Source information:
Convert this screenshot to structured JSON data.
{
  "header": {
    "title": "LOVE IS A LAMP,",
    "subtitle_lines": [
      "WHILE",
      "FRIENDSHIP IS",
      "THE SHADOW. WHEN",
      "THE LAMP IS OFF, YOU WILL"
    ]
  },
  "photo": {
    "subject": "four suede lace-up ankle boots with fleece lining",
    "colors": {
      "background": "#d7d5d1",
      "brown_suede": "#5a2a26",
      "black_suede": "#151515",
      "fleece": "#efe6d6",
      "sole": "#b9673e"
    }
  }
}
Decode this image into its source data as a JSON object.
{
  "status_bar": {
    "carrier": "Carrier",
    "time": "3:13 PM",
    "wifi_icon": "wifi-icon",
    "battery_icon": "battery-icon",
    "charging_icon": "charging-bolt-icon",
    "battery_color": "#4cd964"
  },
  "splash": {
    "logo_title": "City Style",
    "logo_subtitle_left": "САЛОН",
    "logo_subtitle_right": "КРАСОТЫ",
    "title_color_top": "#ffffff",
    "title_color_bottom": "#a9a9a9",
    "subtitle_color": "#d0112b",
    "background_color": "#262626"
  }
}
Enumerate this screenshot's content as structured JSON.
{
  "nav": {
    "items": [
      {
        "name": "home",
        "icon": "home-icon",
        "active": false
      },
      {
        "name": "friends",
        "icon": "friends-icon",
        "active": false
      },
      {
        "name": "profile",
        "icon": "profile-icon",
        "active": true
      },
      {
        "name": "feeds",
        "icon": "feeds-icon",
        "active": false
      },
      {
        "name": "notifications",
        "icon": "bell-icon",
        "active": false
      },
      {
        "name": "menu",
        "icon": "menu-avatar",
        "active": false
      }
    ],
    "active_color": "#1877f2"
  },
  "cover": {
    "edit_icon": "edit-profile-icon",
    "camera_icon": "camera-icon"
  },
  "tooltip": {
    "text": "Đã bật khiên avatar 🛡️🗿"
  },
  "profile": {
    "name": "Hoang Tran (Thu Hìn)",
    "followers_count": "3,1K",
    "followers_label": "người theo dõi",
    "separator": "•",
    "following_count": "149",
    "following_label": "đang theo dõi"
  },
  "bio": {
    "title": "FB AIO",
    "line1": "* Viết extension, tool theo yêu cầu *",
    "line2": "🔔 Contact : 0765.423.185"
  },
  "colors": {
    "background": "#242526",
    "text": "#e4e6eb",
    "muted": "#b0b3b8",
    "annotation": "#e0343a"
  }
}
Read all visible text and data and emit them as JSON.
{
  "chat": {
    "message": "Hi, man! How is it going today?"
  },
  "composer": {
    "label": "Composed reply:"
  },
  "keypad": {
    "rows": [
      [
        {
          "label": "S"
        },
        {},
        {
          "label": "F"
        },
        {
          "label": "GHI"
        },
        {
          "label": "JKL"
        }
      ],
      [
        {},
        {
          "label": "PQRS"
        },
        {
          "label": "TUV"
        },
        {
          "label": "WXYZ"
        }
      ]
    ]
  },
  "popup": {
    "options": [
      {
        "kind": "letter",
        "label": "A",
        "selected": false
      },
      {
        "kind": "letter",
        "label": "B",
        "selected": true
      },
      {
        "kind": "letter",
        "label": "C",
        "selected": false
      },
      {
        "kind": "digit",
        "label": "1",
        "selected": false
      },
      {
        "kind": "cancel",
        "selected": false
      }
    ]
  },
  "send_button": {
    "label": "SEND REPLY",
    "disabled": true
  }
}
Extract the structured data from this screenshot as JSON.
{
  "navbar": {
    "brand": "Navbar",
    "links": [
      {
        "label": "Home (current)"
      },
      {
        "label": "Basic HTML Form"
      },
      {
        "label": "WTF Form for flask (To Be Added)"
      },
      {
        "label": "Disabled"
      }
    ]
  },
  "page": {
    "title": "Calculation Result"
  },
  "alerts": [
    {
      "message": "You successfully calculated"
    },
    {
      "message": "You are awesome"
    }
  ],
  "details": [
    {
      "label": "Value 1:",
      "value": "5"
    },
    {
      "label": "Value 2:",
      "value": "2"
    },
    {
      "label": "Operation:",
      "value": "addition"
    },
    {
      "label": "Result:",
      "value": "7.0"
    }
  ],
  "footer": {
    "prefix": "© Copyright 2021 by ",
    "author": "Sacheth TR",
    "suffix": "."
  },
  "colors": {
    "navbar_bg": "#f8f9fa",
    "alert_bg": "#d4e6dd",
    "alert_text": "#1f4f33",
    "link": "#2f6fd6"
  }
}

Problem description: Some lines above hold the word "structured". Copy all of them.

The answer:
Convert this screenshot to structured JSON data.
Enumerate this screenshot's content as structured JSON.
Extract the structured data from this screenshot as JSON.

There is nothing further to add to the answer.